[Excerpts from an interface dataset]
%%
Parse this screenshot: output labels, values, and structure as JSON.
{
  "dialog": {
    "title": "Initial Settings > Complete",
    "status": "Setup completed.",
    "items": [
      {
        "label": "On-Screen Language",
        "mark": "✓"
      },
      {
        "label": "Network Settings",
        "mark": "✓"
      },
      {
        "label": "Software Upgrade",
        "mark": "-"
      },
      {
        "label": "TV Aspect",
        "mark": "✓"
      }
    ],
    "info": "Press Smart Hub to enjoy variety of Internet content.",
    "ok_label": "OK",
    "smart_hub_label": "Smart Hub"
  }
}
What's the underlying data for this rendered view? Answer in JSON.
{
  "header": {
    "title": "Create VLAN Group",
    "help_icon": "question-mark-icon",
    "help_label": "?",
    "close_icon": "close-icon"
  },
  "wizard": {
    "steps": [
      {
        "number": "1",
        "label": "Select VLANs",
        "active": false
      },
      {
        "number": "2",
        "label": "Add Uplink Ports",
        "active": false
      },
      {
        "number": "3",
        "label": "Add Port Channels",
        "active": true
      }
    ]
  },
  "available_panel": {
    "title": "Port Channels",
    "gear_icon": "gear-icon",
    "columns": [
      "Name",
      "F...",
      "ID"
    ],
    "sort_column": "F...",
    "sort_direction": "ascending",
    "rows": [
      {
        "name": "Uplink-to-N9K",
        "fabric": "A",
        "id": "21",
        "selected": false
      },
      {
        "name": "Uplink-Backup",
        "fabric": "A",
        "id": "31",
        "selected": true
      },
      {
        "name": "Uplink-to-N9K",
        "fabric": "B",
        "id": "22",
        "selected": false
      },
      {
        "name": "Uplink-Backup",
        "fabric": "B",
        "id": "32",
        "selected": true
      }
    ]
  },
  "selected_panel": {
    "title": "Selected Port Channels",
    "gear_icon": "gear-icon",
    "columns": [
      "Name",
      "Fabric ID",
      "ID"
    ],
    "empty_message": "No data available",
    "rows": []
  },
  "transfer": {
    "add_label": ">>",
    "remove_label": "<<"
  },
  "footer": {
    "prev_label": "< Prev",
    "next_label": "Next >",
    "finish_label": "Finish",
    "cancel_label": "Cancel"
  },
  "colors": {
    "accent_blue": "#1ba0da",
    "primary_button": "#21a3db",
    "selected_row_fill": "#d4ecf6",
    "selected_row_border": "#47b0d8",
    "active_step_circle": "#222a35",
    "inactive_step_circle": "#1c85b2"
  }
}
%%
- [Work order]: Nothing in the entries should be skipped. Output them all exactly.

- [Result of this exercise]:
Parse this screenshot: output labels, values, and structure as JSON.
{
  "dialog": {
    "title": "Initial Settings > Complete",
    "status": "Setup completed.",
    "items": [
      {
        "label": "On-Screen Language",
        "mark": "✓"
      },
      {
        "label": "Network Settings",
        "mark": "✓"
      },
      {
        "label": "Software Upgrade",
        "mark": "-"
      },
      {
        "label": "TV Aspect",
        "mark": "✓"
      }
    ],
    "info": "Press Smart Hub to enjoy variety of Internet content.",
    "ok_label": "OK",
    "smart_hub_label": "Smart Hub"
  }
}
What's the underlying data for this rendered view? Answer in JSON.
{
  "header": {
    "title": "Create VLAN Group",
    "help_icon": "question-mark-icon",
    "help_label": "?",
    "close_icon": "close-icon"
  },
  "wizard": {
    "steps": [
      {
        "number": "1",
        "label": "Select VLANs",
        "active": false
      },
      {
        "number": "2",
        "label": "Add Uplink Ports",
        "active": false
      },
      {
        "number": "3",
        "label": "Add Port Channels",
        "active": true
      }
    ]
  },
  "available_panel": {
    "title": "Port Channels",
    "gear_icon": "gear-icon",
    "columns": [
      "Name",
      "F...",
      "ID"
    ],
    "sort_column": "F...",
    "sort_direction": "ascending",
    "rows": [
      {
        "name": "Uplink-to-N9K",
        "fabric": "A",
        "id": "21",
        "selected": false
      },
      {
        "name": "Uplink-Backup",
        "fabric": "A",
        "id": "31",
        "selected": true
      },
      {
        "name": "Uplink-to-N9K",
        "fabric": "B",
        "id": "22",
        "selected": false
      },
      {
        "name": "Uplink-Backup",
        "fabric": "B",
        "id": "32",
        "selected": true
      }
    ]
  },
  "selected_panel": {
    "title": "Selected Port Channels",
    "gear_icon": "gear-icon",
    "columns": [
      "Name",
      "Fabric ID",
      "ID"
    ],
    "empty_message": "No data available",
    "rows": []
  },
  "transfer": {
    "add_label": ">>",
    "remove_label": "<<"
  },
  "footer": {
    "prev_label": "< Prev",
    "next_label": "Next >",
    "finish_label": "Finish",
    "cancel_label": "Cancel"
  },
  "colors": {
    "accent_blue": "#1ba0da",
    "primary_button": "#21a3db",
    "selected_row_fill": "#d4ecf6",
    "selected_row_border": "#47b0d8",
    "active_step_circle": "#222a35",
    "inactive_step_circle": "#1c85b2"
  }
}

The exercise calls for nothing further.